Post-operative complications occurred in 40% of cases. Some were known complications such as pain, nausea, dizziness, scarring, poor healing, infections and mild to major sensory loss.

Neurological damage was seen in several cases. Examples included:

  • nerve damage causing muscle paralysis and reduced arm function following excision of a neck lesion
  • swallowing and speech difficulties after the laryngeal nerve was damaged during a thyroidectomy
  • subarachnoid haemorrhage following revision sinus surgery
  • stroke after a septoplasty
  • brain infections or meningitis necessitating further procedures and a poor outcome for the patient.

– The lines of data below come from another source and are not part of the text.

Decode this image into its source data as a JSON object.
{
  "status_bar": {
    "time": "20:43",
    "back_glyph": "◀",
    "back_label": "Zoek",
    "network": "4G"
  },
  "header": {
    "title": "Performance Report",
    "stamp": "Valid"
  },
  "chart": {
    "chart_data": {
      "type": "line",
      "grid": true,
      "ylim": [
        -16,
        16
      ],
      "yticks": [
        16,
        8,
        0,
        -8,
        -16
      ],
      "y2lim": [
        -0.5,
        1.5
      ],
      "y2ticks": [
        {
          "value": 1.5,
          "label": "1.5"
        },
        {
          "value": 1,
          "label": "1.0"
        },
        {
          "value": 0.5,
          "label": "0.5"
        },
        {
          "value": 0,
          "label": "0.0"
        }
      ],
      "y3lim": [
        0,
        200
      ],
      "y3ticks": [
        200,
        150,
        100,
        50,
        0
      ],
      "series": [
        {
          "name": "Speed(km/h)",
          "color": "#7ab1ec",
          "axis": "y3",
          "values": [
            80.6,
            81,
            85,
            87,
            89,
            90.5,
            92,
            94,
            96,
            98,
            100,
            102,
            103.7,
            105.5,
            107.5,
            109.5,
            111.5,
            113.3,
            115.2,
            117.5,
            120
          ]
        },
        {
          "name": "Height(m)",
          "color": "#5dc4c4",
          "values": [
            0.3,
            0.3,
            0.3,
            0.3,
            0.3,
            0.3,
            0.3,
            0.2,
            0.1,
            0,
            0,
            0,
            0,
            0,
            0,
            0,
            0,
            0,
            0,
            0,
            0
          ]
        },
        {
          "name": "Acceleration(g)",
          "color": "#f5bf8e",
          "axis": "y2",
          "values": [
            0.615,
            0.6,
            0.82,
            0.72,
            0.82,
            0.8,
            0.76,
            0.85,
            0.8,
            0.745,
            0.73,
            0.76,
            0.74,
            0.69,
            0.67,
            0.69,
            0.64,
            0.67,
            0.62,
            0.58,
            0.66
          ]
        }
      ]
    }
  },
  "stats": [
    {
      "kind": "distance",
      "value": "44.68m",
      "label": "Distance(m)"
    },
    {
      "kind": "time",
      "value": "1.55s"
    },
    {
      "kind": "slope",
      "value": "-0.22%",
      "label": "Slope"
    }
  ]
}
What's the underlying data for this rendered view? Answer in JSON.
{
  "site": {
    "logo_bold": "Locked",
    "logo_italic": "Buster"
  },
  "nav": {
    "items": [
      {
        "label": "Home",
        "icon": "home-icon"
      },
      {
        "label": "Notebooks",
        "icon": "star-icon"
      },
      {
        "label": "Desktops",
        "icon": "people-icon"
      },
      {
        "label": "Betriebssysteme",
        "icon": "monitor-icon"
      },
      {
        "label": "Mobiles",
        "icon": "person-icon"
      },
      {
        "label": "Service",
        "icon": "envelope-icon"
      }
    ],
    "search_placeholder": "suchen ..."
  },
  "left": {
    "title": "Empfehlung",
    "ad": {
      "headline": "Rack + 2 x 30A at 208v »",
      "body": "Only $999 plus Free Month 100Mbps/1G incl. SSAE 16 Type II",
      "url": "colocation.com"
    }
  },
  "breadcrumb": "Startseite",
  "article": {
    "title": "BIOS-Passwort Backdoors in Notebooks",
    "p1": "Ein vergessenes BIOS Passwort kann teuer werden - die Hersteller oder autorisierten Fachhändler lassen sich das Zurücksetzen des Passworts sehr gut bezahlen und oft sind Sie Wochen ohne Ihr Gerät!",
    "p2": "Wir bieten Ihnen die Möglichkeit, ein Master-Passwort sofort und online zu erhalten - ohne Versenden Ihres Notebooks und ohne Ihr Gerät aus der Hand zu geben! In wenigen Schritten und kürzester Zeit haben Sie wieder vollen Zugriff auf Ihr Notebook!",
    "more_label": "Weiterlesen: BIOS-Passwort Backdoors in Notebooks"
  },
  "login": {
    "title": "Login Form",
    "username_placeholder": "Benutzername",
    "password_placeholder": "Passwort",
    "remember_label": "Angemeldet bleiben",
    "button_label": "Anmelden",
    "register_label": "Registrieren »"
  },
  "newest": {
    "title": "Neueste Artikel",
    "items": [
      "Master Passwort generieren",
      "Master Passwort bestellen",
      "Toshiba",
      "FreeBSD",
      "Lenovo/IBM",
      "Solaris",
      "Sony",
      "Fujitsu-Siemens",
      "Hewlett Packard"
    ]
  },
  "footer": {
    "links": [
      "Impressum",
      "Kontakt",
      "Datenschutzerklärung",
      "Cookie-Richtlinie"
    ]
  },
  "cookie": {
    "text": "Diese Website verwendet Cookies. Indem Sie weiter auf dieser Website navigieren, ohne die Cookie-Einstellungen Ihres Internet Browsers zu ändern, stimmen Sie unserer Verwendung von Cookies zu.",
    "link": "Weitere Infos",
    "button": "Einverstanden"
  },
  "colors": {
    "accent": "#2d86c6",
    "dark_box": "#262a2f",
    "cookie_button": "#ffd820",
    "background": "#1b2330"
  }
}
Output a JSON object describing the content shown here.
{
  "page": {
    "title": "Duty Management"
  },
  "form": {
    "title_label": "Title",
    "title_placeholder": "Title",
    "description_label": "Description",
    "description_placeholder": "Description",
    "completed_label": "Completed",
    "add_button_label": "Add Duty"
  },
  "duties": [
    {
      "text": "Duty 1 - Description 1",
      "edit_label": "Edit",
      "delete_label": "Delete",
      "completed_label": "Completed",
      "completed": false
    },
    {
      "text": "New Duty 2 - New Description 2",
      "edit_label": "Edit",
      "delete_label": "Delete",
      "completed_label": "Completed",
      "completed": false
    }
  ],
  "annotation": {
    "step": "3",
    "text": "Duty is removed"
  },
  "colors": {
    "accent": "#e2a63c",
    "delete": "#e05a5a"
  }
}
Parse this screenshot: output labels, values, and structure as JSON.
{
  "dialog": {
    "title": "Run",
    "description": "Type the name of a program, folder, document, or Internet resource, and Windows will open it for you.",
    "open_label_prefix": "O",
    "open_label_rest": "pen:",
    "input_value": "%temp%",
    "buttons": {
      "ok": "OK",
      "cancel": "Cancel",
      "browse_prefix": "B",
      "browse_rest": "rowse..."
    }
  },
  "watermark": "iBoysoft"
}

In one case following mastoidectomy and myringoplasty, the patient developed sepsis and multi-organ failure secondary to a post-operative infection, although made a good recovery. The case was settled for around £325,000 in compensation and claimant's legal costs.

Delayed diagnosis or referral

Allegations of delayed diagnoses or referral were also common. The diagnoses allegedly missed or delayed included:

  • brain tumours
  • cholesteatomas
  • sensorineural hearing loss
  • meningitis
  • labyrinthitis
  • post-operative infections or haematomas
  • cleft palate
  • mucocele
  • cancers of the tonsil, skin, nasopharynx, oropharynx and larynx.

In one case, in which a patient died, a delayed diagnosis of malignant otitis externa led to the patient developing bacterial meningitis and invasive laryngeal candidosis. In another case a patient having sinus surgery was found to have a congenital skull defect, which was mistaken for a mucocele. This led to complications and the need for the patient to have further operations.

Managing risks

Claims involving ENT surgeons are made for a wide variety of reasons, but there are some common risk factors which, if managed appropriately, can help to reduce risks.

  • Manage the patient's expectations as best as possible in terms of what can realistically be achieved. A thorough consent process is crucial in all ENT procedures, but especially for cosmetic procedures or if the treatment risks may outweigh the potential benefits.
  • Provide patients with detailed information on all treatment options verbally and in writing and make sure they have appropriate time to make a decision.
  • Keep detailed records of your discussions with patients, including any phone calls by you or your administrative team, and discussions between you and other clinicians such as GPs, out-of-hours clinicians and other consultants involved. Be aware that many claims are brought a considerable time after events in question.
  • Consider more conservative treatment options, and whether all avenues have been exhausted, before considering invasive procedures.
  • Give appropriate safety netting advice so the patient knows in what circumstances to return for further advice.
  • See the patient as a whole, not just the isolated issue at hand. This includes considering comorbidities and psychological factors.
  • Consider your professional duty of candour. If something goes wrong, apologise and notify the patient and any necessary parties as soon as possible.

A claim for clinical negligence can be brought at any time, often without warning and sometimes many years after the incident occurred. It can be very distressing to find out a patient is bringing a claim against you.

Our expert claims handlers and medico-legal advisers understand how stressful facing a claim can be, as well as the importance of mounting a robust defence of your position.

If you're an MDU member and you need our help with a medico-legal issue, you can contact us here.

This page was correct at publication on 01/11/2021. Any guidance is intended as general guidance for members only. If you are a member and need specific advice relating to your own circumstances, please contact one of our advisers.